15.5 - basin-boundary ridge - Divides Colorado and Guadalupe river watersheds; view of microwave transmission tower atop Lone Man Mountain, 25 miles W. Low hills to the southeast are the Iron Mountains, which trend southwestward through your ultimate destination, Belmont.
16.5 - FM 1185 - (no turn) - At road to Lytton Springs, enter Post Oak Savanna. Despite utter destruction of woods to your left, you can still perceive the namesake trees and the region’s boundary.
18.6 - Main Fork of Plum Creek - Begins near Kyle, flows into San Marcos River below Luling. Site of horrific Comanche/Texian running battle in 1840.
20.3 - Lockhart - North city limit; TX 130 veers SW.
21.2 - Kreutz Market - Excellent barbecue; Union Pacific RR overpass, Town Creek, cane break.
21.5 - town square - View of 1890s Victorian courthouse, domed Clark Library beyond.
22.4 - FM 20 (no turn) - To Lockhart State Park, built 1930s by Civilian Conservation Corps.
24.1 - South city limit, bye Lockhart - halfway there!
25.6 - Clear Fork of Plum Creek - Begins southeast of Kyle, flows through Lockhart State Park.
26.8 - FM 671 (no turn) - Alternate route to Luling through Joliet and Mineral Springs.
27.7 - former Rest Area - On the right
28.9 - former Rest Area - On the left
30.8 - West Fork of Plum Creek - Double bridge; up hill on left is what used to be a emu farm.
32.9 - Carter Airport - Luling is within aroma—hold your nose!
33.6 - ridge - Luling panorama
36.1 - Oil City - Davis Log House, antique derrick
36.3 - Southern Pacific RR - TX 80 S (go straight, DO NOT TURN!!!) - Named for a rail company president’s wife, the town fronts the tracks. Site of annual Watermelon Thump in June.

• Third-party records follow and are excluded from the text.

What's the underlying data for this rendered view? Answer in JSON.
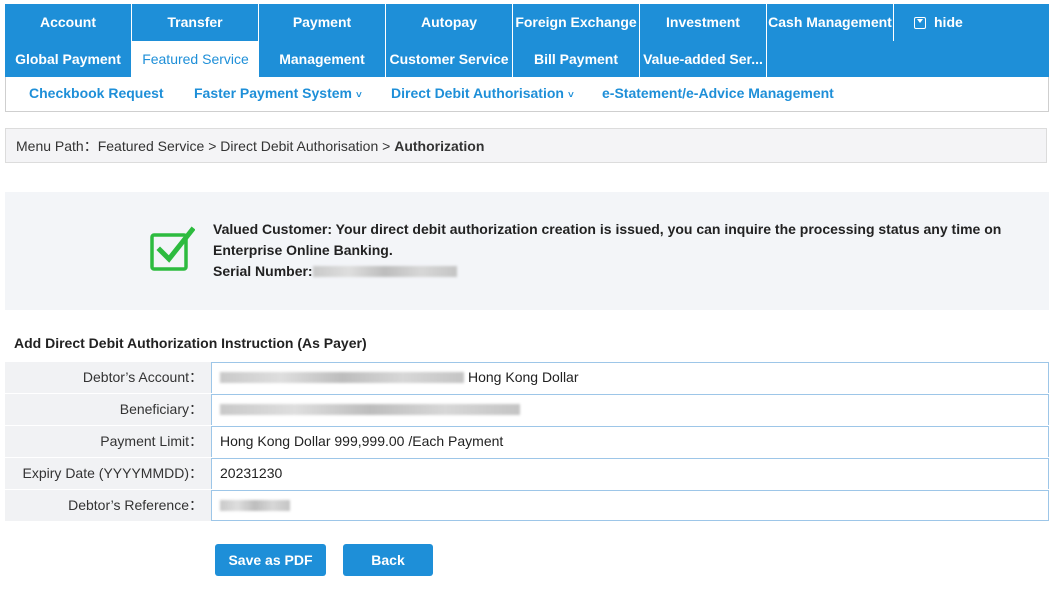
{
  "nav": {
    "row1": [
      "Account",
      "Transfer",
      "Payment",
      "Autopay",
      "Foreign Exchange",
      "Investment",
      "Cash Management"
    ],
    "hide_label": "hide",
    "row2": [
      "Global Payment",
      "Featured Service",
      "Management",
      "Customer Service",
      "Bill Payment",
      "Value-added Ser..."
    ]
  },
  "subnav": {
    "items": [
      "Checkbook Request",
      "Faster Payment System",
      "Direct Debit Authorisation",
      "e-Statement/e-Advice Management"
    ]
  },
  "menu_path": {
    "prefix": "Menu Path：Featured Service > Direct Debit Authorisation > ",
    "current": "Authorization"
  },
  "notice": {
    "message": "Valued Customer: Your direct debit authorization creation is issued, you can inquire the processing status any time on Enterprise Online Banking.",
    "serial_label": "Serial Number:"
  },
  "section_title": "Add Direct Debit Authorization Instruction (As Payer)",
  "form": {
    "debtor_account_label": "Debtor’s Account：",
    "debtor_account_currency": "Hong Kong Dollar",
    "beneficiary_label": "Beneficiary：",
    "payment_limit_label": "Payment Limit：",
    "payment_limit_value": "Hong Kong Dollar 999,999.00 /Each Payment",
    "expiry_label": "Expiry Date (YYYYMMDD)：",
    "expiry_value": "20231230",
    "reference_label": "Debtor’s Reference："
  },
  "buttons": {
    "save_pdf": "Save as PDF",
    "back": "Back"
  },
  "colors": {
    "primary": "#1e8fd8",
    "success_green": "#2dbb3f"
  }
}
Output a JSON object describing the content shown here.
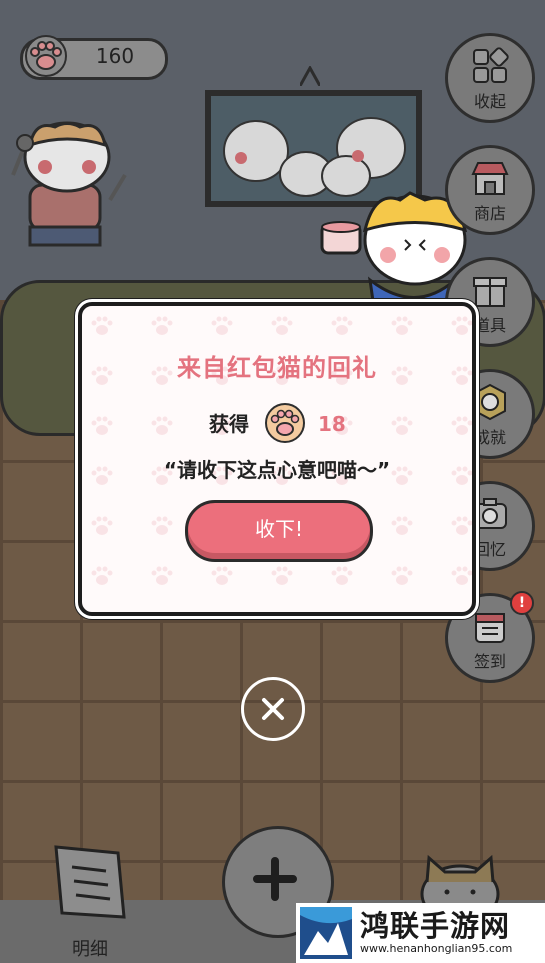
{
  "hud": {
    "paw_count": "160"
  },
  "side_menu": [
    {
      "label": "收起",
      "icon": "collapse-grid-icon"
    },
    {
      "label": "商店",
      "icon": "shop-icon"
    },
    {
      "label": "道具",
      "icon": "gift-box-icon"
    },
    {
      "label": "成就",
      "icon": "achievement-badge-icon"
    },
    {
      "label": "回忆",
      "icon": "camera-icon"
    },
    {
      "label": "签到",
      "icon": "calendar-icon",
      "badge": "!"
    }
  ],
  "dialog": {
    "title": "来自红包猫的回礼",
    "reward_label": "获得",
    "reward_icon": "paw-coin-icon",
    "reward_value": "18",
    "message": "“请收下这点心意吧喵～”",
    "accept_label": "收下!"
  },
  "bottom": {
    "detail_label": "明细"
  },
  "watermark": {
    "title": "鸿联手游网",
    "url": "www.henanhonglian95.com"
  },
  "colors": {
    "accent": "#ec6f7c",
    "title": "#e4737f"
  }
}
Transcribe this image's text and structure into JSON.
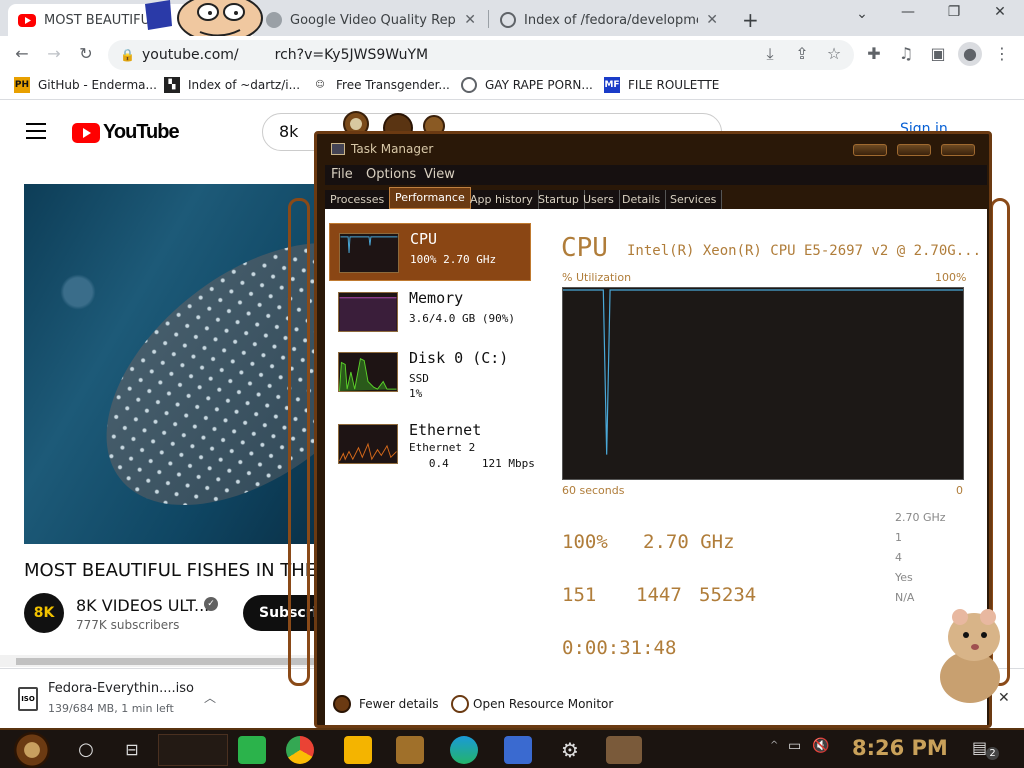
{
  "browser": {
    "tabs": [
      {
        "title": "MOST BEAUTIFU",
        "favicon": "youtube-icon",
        "active": true
      },
      {
        "title": "Google Video Quality Report",
        "favicon": "google-icon",
        "active": false
      },
      {
        "title": "Index of /fedora/development",
        "favicon": "globe-icon",
        "active": false
      }
    ],
    "new_tab_symbol": "+",
    "url_visible": "youtube.com/",
    "url_tail": "rch?v=Ky5JWS9WuYM"
  },
  "bookmarks": [
    {
      "label": "GitHub - Enderma...",
      "icon": "ph-icon"
    },
    {
      "label": "Index of ~dartz/i...",
      "icon": "terminal-icon"
    },
    {
      "label": "Free Transgender...",
      "icon": "mask-icon"
    },
    {
      "label": "GAY RAPE PORN...",
      "icon": "globe-icon"
    },
    {
      "label": "FILE ROULETTE",
      "icon": "roulette-icon"
    }
  ],
  "youtube": {
    "logo_text": "YouTube",
    "search_value": "8k",
    "sign_in": "Sign in",
    "video_title": "MOST BEAUTIFUL FISHES IN THE",
    "channel_name": "8K VIDEOS ULT...",
    "channel_avatar_text": "8K",
    "subscribers": "777K subscribers",
    "subscribe_label": "Subscri"
  },
  "download": {
    "filename": "Fedora-Everythin....iso",
    "status": "139/684 MB, 1 min left",
    "icon_text": "ISO"
  },
  "task_manager": {
    "title": "Task Manager",
    "menu": [
      "File",
      "Options",
      "View"
    ],
    "tabs": [
      "Processes",
      "Performance",
      "App history",
      "Startup",
      "Users",
      "Details",
      "Services"
    ],
    "active_tab": "Performance",
    "sidebar": [
      {
        "name": "CPU",
        "line1": "100%  2.70 GHz",
        "line2": ""
      },
      {
        "name": "Memory",
        "line1": "3.6/4.0 GB (90%)",
        "line2": ""
      },
      {
        "name": "Disk 0 (C:)",
        "line1": "SSD",
        "line2": "1%"
      },
      {
        "name": "Ethernet",
        "line1": "Ethernet 2",
        "line2": "   0.4     121 Mbps"
      }
    ],
    "cpu_heading": "CPU",
    "cpu_model": "Intel(R) Xeon(R) CPU E5-2697 v2 @ 2.70G...",
    "graph_label_left": "% Utilization",
    "graph_label_right": "100%",
    "axis_left": "60 seconds",
    "axis_right": "0",
    "utilization": "100%",
    "speed": "2.70 GHz",
    "processes": "151",
    "threads": "1447",
    "handles": "55234",
    "uptime": "0:00:31:48",
    "specs": [
      "2.70 GHz",
      "1",
      "4",
      "Yes",
      "N/A"
    ],
    "fewer_details": "Fewer details",
    "open_resource_monitor": "Open Resource Monitor",
    "cpu_history": [
      100,
      100,
      100,
      100,
      100,
      100,
      100,
      100,
      100,
      100,
      100,
      100,
      100,
      12,
      100,
      100,
      100,
      100,
      100,
      100,
      100,
      100,
      100,
      100,
      100,
      100,
      100,
      100,
      100,
      100,
      100,
      100,
      100,
      100,
      100,
      100,
      100,
      100,
      100,
      100,
      100,
      100,
      100,
      100,
      100,
      100,
      100,
      100,
      100,
      100,
      100,
      100,
      100,
      100,
      100,
      100,
      100,
      100,
      100,
      100,
      100,
      100,
      100,
      100,
      100,
      100,
      100,
      100,
      100,
      100,
      100,
      100,
      100,
      100,
      100,
      100,
      100,
      100,
      100,
      100,
      100,
      100,
      100,
      100,
      100,
      100,
      100,
      100,
      100,
      100,
      100,
      100,
      100,
      100,
      100,
      100,
      100,
      100,
      100,
      100,
      100,
      100,
      100,
      100,
      100,
      100,
      100,
      100,
      100,
      100,
      100,
      100,
      100,
      100,
      100,
      100,
      100,
      100,
      100,
      100
    ]
  },
  "taskbar": {
    "clock": "8:26 PM",
    "notification_count": "2"
  },
  "colors": {
    "accent_copper": "#b07d3a",
    "task_manager_frame": "#6b3a12",
    "youtube_red": "#ff0000"
  }
}
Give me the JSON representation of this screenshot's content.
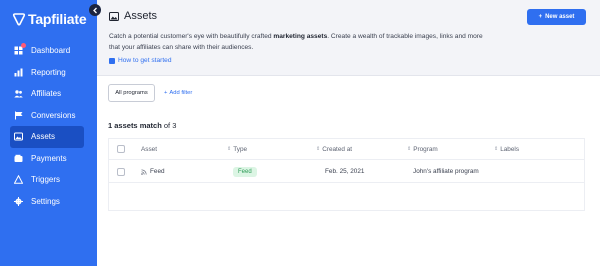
{
  "app": {
    "brand": "Tapfiliate"
  },
  "sidebar": {
    "items": [
      {
        "label": "Dashboard",
        "icon": "dashboard-icon",
        "badge": true
      },
      {
        "label": "Reporting",
        "icon": "bar-chart-icon"
      },
      {
        "label": "Affiliates",
        "icon": "users-icon"
      },
      {
        "label": "Conversions",
        "icon": "flag-icon"
      },
      {
        "label": "Assets",
        "icon": "image-icon",
        "active": true
      },
      {
        "label": "Payments",
        "icon": "wallet-icon"
      },
      {
        "label": "Triggers",
        "icon": "warning-icon"
      },
      {
        "label": "Settings",
        "icon": "gear-icon"
      }
    ],
    "colors": {
      "background": "#2f6ff0",
      "active": "#1a4fc3"
    }
  },
  "header": {
    "title": "Assets",
    "new_asset_label": "New asset",
    "description_pre": "Catch a potential customer's eye with beautifully crafted ",
    "description_bold": "marketing assets",
    "description_post": ". Create a wealth of trackable images, links and more that your affiliates can share with their audiences.",
    "how_link": "How to get started"
  },
  "filters": {
    "all_programs": "All programs",
    "add_filter": "Add filter"
  },
  "results": {
    "count": "1 assets match",
    "of_total": "of 3"
  },
  "table": {
    "columns": [
      "Asset",
      "Type",
      "Created at",
      "Program",
      "Labels"
    ],
    "rows": [
      {
        "asset": "Feed",
        "type": "Feed",
        "created_at": "Feb. 25, 2021",
        "program": "John's affiliate program",
        "labels": ""
      }
    ]
  }
}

Note decorated pump jacks.
37.3 - San Marcos River - South city limit, Guadalupe County line, with Zedler’s Mill’s horizontal water wheel on your right and the bunker-like city park bathhouse to the left.
38.6 - IH 10 overpass (no turn) - From Florida to California, the most southern coast-to-coast interstate.
41.4 - Smith Creek - Flows northeast into the San Marcos.
41.8 - county line - Enter Gonzales County; note pavement and speed-limit change.
44.2 - ridge top - Divides San Marcos and Guadalupe river basins.
44.6 - Dillworth community - Spring on left almost always flows; pink building on right is old rural Black school house.
44.9 - St. James Church - founded and pastored years ago by Jesus Garcia, father of James Garcia, current RRR leasee.
45.7 - Neasloney Wildlife Management Area - operated by Texas Parks and Wildlife, with nature trail.
47.8 - Four-way stop (no turn) - Up slope to right is Belmont, home of Belmont Social Club and fair barbecue.
48.5 - Guadalupe River - “Watercourse of the Wolf,” rises in the Edwards Plateau from two forks above Hunt in Kerr County.
48.7 - Rancho Richey Refuge - Turn right at second gate (past Gate One). Look for the big vinyl sign and flagging. At this Main Gate, call Howie for access instructions. Welcome!